▶ _DIRECTIONS_
Report each line of the listing that carries the word "data".

EXCERPTED RECORDS below:

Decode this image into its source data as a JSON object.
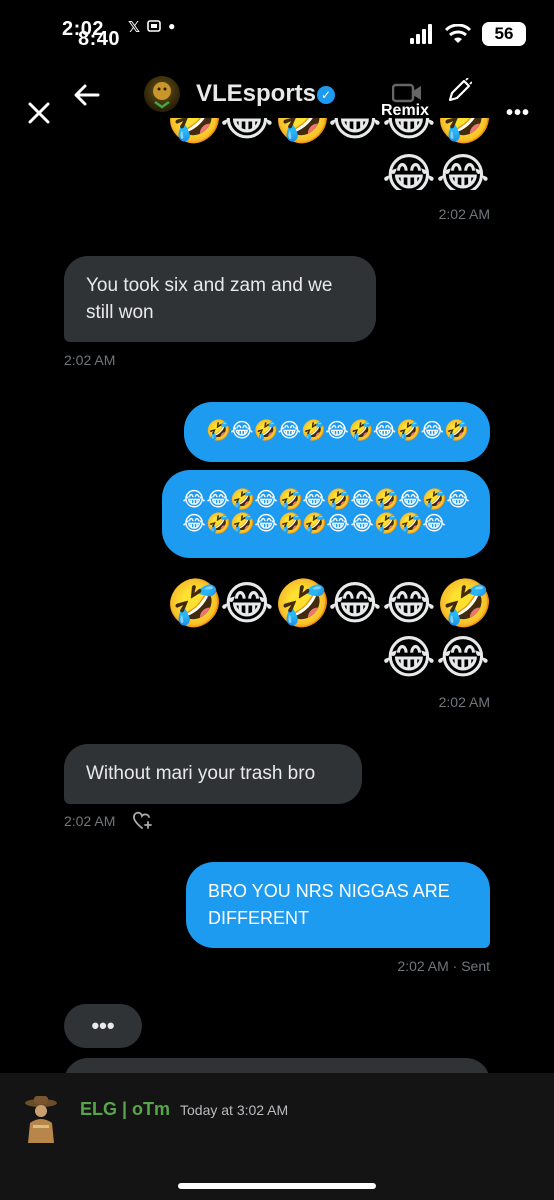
{
  "status_bar": {
    "time_behind": "2:02",
    "time_front": "8:40",
    "battery": "56",
    "left_icons": [
      "x-logo",
      "screenshot-icon",
      "dot"
    ],
    "right_icons": [
      "signal",
      "wifi",
      "battery"
    ]
  },
  "header": {
    "name": "VLEsports",
    "verified": true,
    "remix_label": "Remix",
    "more_label": "•••"
  },
  "colors": {
    "incoming_bubble": "#2f3336",
    "outgoing_bubble": "#1d9bf0",
    "timestamp": "#71767b",
    "verified": "#1d9bf0",
    "discord_name": "#57a64a"
  },
  "messages": [
    {
      "id": "m1",
      "direction": "outgoing",
      "type": "emoji-cluster",
      "emoji": [
        "😂",
        "😂"
      ],
      "time": "2:02 AM"
    },
    {
      "id": "m2",
      "direction": "incoming",
      "type": "text",
      "text_lines": [
        "You took six and zam and we",
        "still won"
      ],
      "time": "2:02 AM"
    },
    {
      "id": "m3",
      "direction": "outgoing",
      "type": "emoji-bubble",
      "emoji": [
        "🤣",
        "😂",
        "🤣",
        "😂",
        "🤣",
        "😂",
        "🤣",
        "😂",
        "🤣",
        "😂",
        "🤣"
      ]
    },
    {
      "id": "m4",
      "direction": "outgoing",
      "type": "emoji-bubble",
      "lines": [
        [
          "😂",
          "😂",
          "🤣",
          "😂",
          "🤣",
          "😂",
          "🤣",
          "😂",
          "🤣",
          "😂",
          "🤣",
          "😂"
        ],
        [
          "😂",
          "🤣",
          "🤣",
          "😂",
          "🤣",
          "🤣",
          "😂",
          "😂",
          "🤣",
          "🤣",
          "😂"
        ]
      ]
    },
    {
      "id": "m5",
      "direction": "outgoing",
      "type": "emoji-cluster",
      "lines": [
        [
          "🤣",
          "😂",
          "🤣",
          "😂",
          "😂",
          "🤣"
        ],
        [
          "😂",
          "😂"
        ]
      ],
      "time": "2:02 AM"
    },
    {
      "id": "m6",
      "direction": "incoming",
      "type": "text",
      "text_lines": [
        "Without mari your trash bro"
      ],
      "time": "2:02 AM"
    },
    {
      "id": "m7",
      "direction": "outgoing",
      "type": "text",
      "text_lines": [
        "BRO YOU NRS NIGGAS ARE",
        "DIFFERENT"
      ],
      "time": "2:02 AM · Sent"
    },
    {
      "id": "m8",
      "direction": "incoming",
      "type": "typing",
      "text": "•••"
    }
  ],
  "discord_overlay": {
    "username": "ELG | oTm",
    "timestamp": "Today at 3:02 AM"
  }
}
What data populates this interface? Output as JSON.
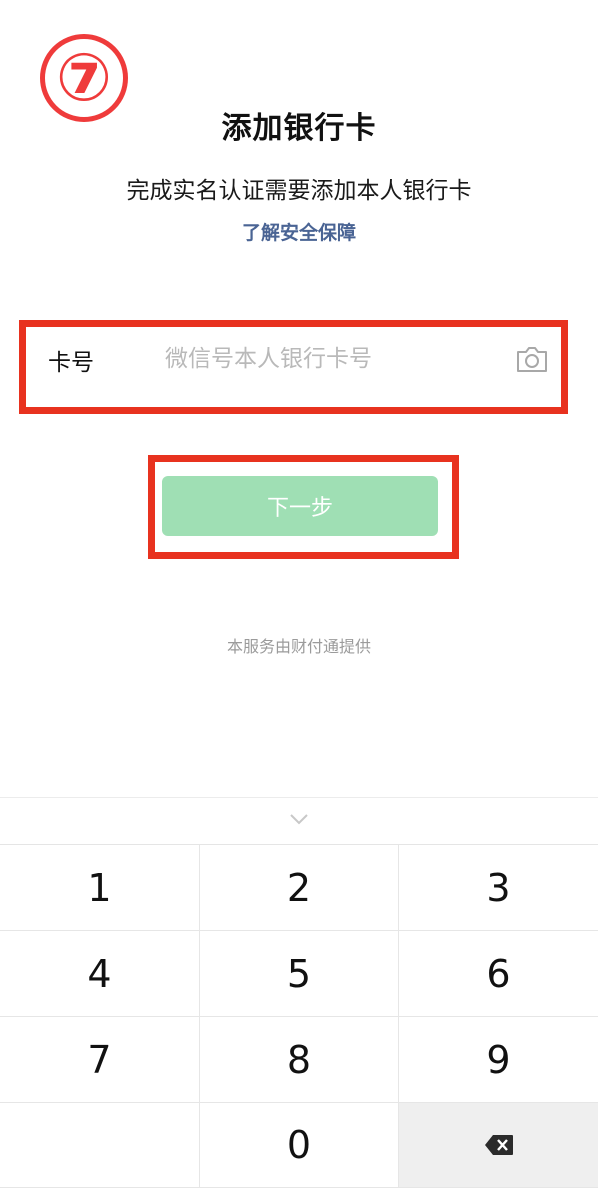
{
  "step_badge": "⑦",
  "header": {
    "title": "添加银行卡",
    "subtitle": "完成实名认证需要添加本人银行卡",
    "security_link": "了解安全保障"
  },
  "card_field": {
    "label": "卡号",
    "value": "",
    "placeholder": "微信号本人银行卡号",
    "camera_icon": "camera-icon"
  },
  "next_button": {
    "label": "下一步"
  },
  "footer_note": "本服务由财付通提供",
  "keyboard": {
    "collapse_icon": "chevron-down-icon",
    "keys": [
      "1",
      "2",
      "3",
      "4",
      "5",
      "6",
      "7",
      "8",
      "9",
      "",
      "0"
    ],
    "delete_icon": "backspace-icon"
  },
  "colors": {
    "highlight_red": "#e8321f",
    "button_green": "#9fdfb4",
    "link_blue": "#4a6494"
  }
}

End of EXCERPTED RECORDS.

▶ _TASK RESULT_
Decode this image into its source data as a JSON object.
What data populates this interface? Output as JSON.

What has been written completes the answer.